**Task objective:** Please set down each record exactly as it appears, but leave out any pictures.

Stored data entries:
_ _ _ _ _ _ _

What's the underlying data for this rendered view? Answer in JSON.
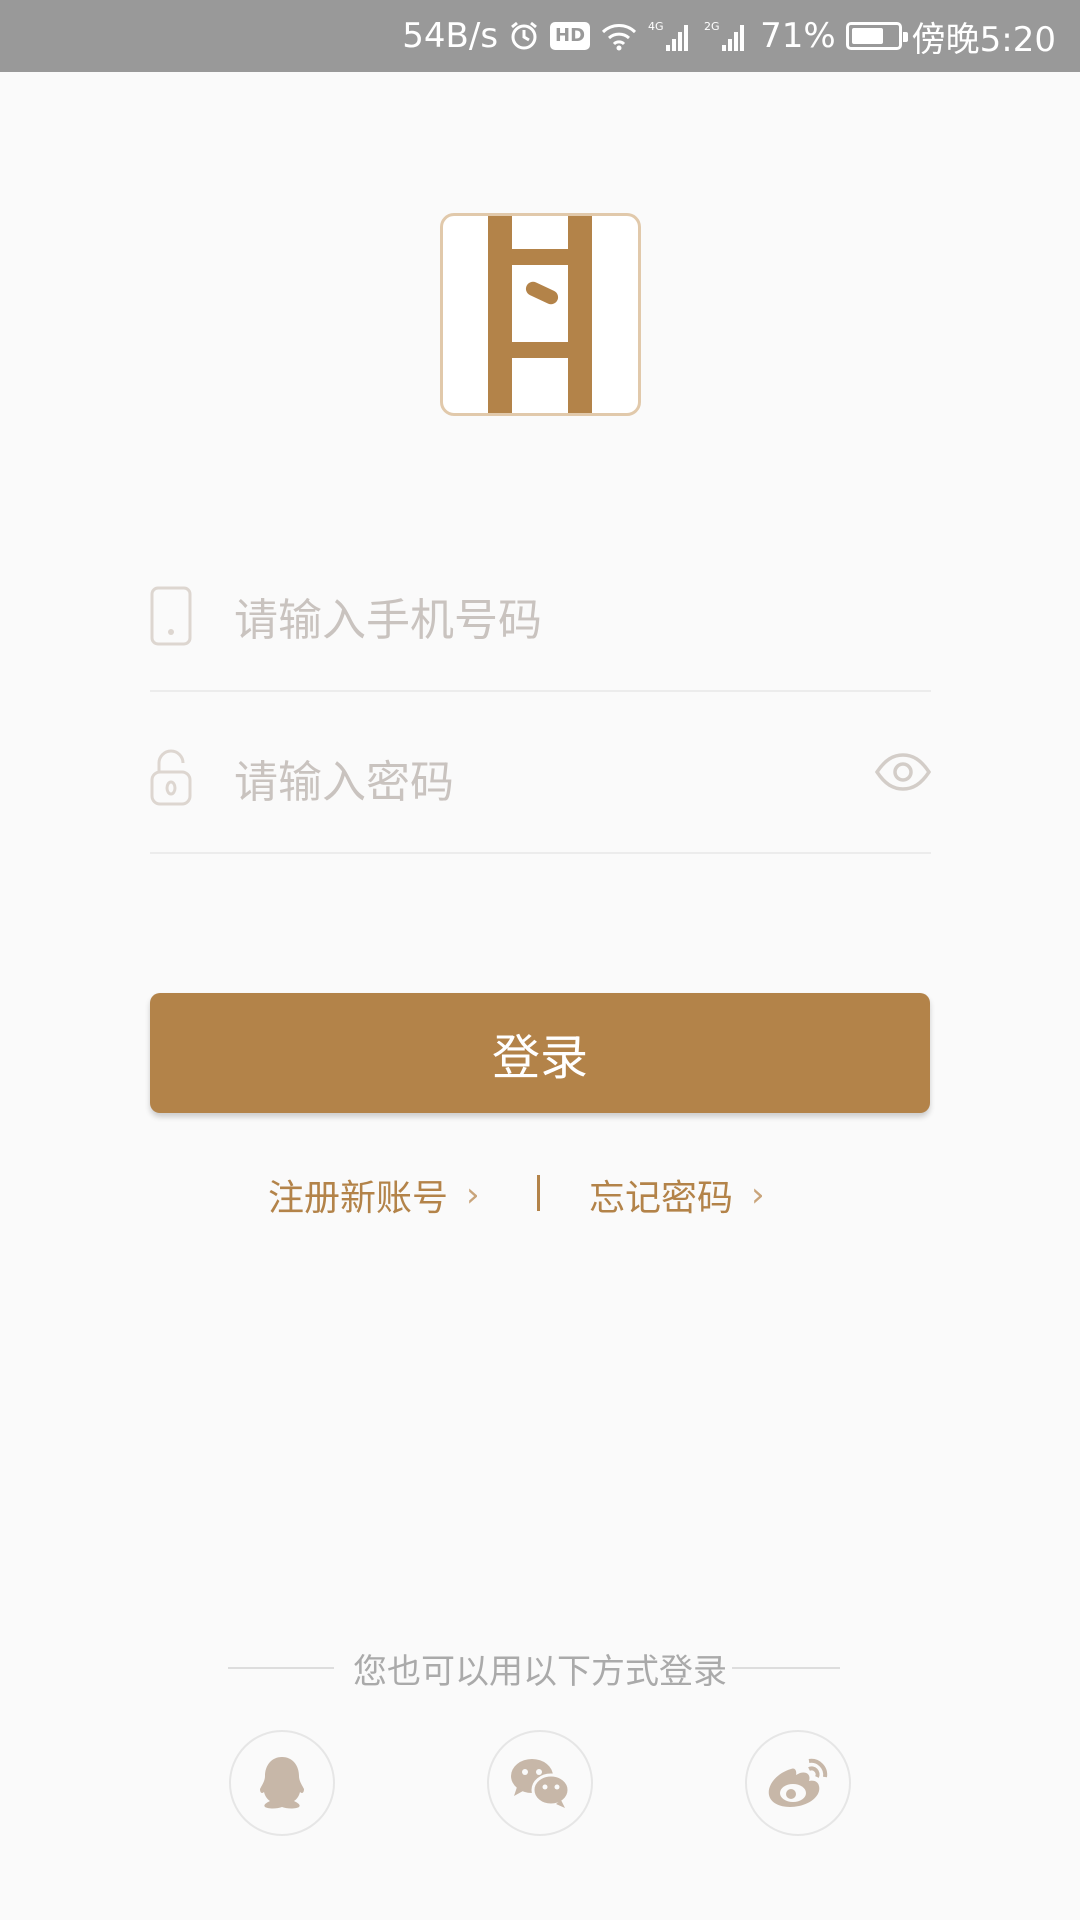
{
  "status_bar": {
    "speed": "54B/s",
    "hd": "HD",
    "net1": "4G",
    "net2": "2G",
    "battery": "71%",
    "battery_level": 0.71,
    "time": "傍晚5:20"
  },
  "login": {
    "phone_placeholder": "请输入手机号码",
    "password_placeholder": "请输入密码",
    "button_label": "登录",
    "register_label": "注册新账号",
    "forgot_label": "忘记密码",
    "chevron": "›"
  },
  "alt_login": {
    "title": "您也可以用以下方式登录",
    "providers": [
      "qq-icon",
      "wechat-icon",
      "weibo-icon"
    ]
  },
  "colors": {
    "accent": "#b38349",
    "statusbar": "#999999",
    "background": "#fafafa",
    "placeholder": "#c9c3bf",
    "social_icon": "#c7b7a8"
  }
}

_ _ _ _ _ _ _

**Answer space:**
What's the underlying data for this rendered view? Answer in JSON.
{
  "status_bar": {
    "speed": "54B/s",
    "hd": "HD",
    "net1": "4G",
    "net2": "2G",
    "battery": "71%",
    "battery_level": 0.71,
    "time": "傍晚5:20"
  },
  "login": {
    "phone_placeholder": "请输入手机号码",
    "password_placeholder": "请输入密码",
    "button_label": "登录",
    "register_label": "注册新账号",
    "forgot_label": "忘记密码",
    "chevron": "›"
  },
  "alt_login": {
    "title": "您也可以用以下方式登录",
    "providers": [
      "qq-icon",
      "wechat-icon",
      "weibo-icon"
    ]
  },
  "colors": {
    "accent": "#b38349",
    "statusbar": "#999999",
    "background": "#fafafa",
    "placeholder": "#c9c3bf",
    "social_icon": "#c7b7a8"
  }
}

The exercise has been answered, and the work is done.